After practice on Sunday, Sheldon Keefe discussed the return of Joe Thornton to the lineup, his place in the lineup next to Auston Matthews and Mitch Marner, William Nylander’s play of late, Zach Hyman joining John Tavares and Nylander, and Scott Sabourin skating on the fourth line in practice.


Practice Lines – February 14


In what ways do you expect the return of Joe Thornton, if he is indeed back tomorrow, to boost the lineup?

Keefe: It obviously adds to our depth with the way that his presence has a trickle-down effect throughout the lineup. That is going to help us positively there. In addition to that, his voice and his energy — all of those things that we haven’t had around. It is good to have those back as well.

What have you seen of late from William Nylander? When he was really going this year, what stands out?

Keefe: I think he is trying to find his game here offensively and find his way within the division, the way that the games are going, and the way that teams key in on him and make it hard. At the same time, he — like some of our other guys — is trying to find a way to generate offense within a more structured game.

The games that we are playing, because of how we are playing defensively, naturally aren’t as open as they were previously. You’ve got to adjust and find ways to play within that. I think that is where he and a lot of guys on our team are still trying to find themselves offensively.

It’s a bit of a reset with Joe Thornton coming in, Scott Sabourin getting in against his old team, and a new line with Zach Hyman. How do you think it might all work into tomorrow’s game?

Keefe: I think there is an opportunity for that [reset] a little bit, in particular with Joe and Zach and in terms of our whole lineup and lines, for that matter. I haven’t made any final determinations. I wouldn’t assume anything based on today’s practice.

Can you comment on Scott Sabourin and what he might bring?

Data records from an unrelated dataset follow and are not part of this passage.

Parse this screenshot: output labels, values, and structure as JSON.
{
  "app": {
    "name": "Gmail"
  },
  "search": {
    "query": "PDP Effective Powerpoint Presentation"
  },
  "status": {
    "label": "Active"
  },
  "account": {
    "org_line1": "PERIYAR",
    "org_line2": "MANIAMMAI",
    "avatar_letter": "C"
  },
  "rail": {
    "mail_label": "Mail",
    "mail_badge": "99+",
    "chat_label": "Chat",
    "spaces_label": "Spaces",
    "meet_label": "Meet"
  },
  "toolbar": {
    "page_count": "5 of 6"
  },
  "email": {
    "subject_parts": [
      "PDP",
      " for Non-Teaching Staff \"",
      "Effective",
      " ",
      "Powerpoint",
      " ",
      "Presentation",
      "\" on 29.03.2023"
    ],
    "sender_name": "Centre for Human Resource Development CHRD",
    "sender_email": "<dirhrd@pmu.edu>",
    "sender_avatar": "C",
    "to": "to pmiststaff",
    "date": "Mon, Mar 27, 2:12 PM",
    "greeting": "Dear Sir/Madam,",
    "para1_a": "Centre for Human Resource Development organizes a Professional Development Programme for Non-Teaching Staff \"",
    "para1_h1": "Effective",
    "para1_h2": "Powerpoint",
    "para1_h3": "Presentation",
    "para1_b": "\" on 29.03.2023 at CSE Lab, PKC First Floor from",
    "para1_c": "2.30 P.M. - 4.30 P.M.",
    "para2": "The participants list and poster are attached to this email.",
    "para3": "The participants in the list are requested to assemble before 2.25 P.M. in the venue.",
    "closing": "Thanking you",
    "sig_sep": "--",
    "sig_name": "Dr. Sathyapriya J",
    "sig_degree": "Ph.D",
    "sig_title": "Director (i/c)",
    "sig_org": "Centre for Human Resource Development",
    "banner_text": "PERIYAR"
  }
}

Keefe: He is a different type of player than we have here. He brings a lot in terms of his presence, the way he skates and works, and he’s got good size. He is very competitive and a very physical player. He has real good energy about him. He has experience now having played in the NHL last season. He is just another guy we were happy to bring into our mix of players that have been down with the Marlies or on our taxi squad who can compete for time on our fourth line.

It is good to have him around here now. He hasn’t had as much time with our group. To me, I wanted to have him on a line in practice today so that we got him a little bit more involved with our everyday players so that it helps him with that transition.

Is there anything, in particular, you thought worked well with Thornton next to Matthews and Marner:

Keefe: I just thought they had good chemistry. I thought a lot of the things I was hoping would happen with the line were happening. Joe, with his skill set and the way he moves the puck, complemented those guys very well. Also, Joe is a presence down below the hashmarks in the offensive zone, and he did that very well for them.

An area I had underestimated a little bit is Joe’s ability to win the puck back. The number of times where he was tracking guys from behind, with his reach, he gets his stick on the puck and creates so many loose pucks and turnovers and opportunities for Mitch and Auston going the other way.

Those kinds of things really stood out. I think the line had enough success and did enough good things in that short window that I didn’t want an unfortunate injury to Joe to disrupt what was our plan to go with to start the season. I don’t think the sample was big enough to make any real determinations either way. We want to give it a bit more runway here. We are hoping it can stick.

The power play has gone 0-for-5 over the last three games. Does Thornton give you a boost there? Is it a matter of not as many opportunities with fewer calls happening?

Keefe: Yeah, I think it is a bit of both things. We haven’t had as many opportunities to really find much rhythm with the power play because we haven’t had as many opportunities in each game. Also, we have had some disruptions, whether it is Joe leaving and then Simmonds leaving the lineup. We tried some different things to see how it would work. It hasn’t quite been there for us in terms of the chemistry and the rhythm of it.

Also, I think it is partly the other teams adjusting, too. Penalty kills get better over the course of the season. That is just the way it goes. Other teams are adjusting to you, especially when you are playing the same team over and over.

As much as the power play has an advantage with one more player, the reality it is the penalty kill has the advantage — that is why the best power plays only come in at between 20-30%. We have to find a way to get that back on track, for sure.

What is standing out about the way Zach Hyman is playing this year?

Keefe: In the last 10 games or so, he has really found his game and has really found his legs. I thought he was a standout for us yesterday in terms of dealing with the physicality and playing through that and still being effective. He has brought a lot to that line with Auston and Mitch, which, of course, we appreciate. We have always known that he brings those elements to that line and he will still be available to us to mix into that line at different times.

The way he skates, protects the puck, transports it from our zone to the offensive zone, and gets it back there — we are hoping all of those kinds of things can help JT and Will find their game and have things really come together for them.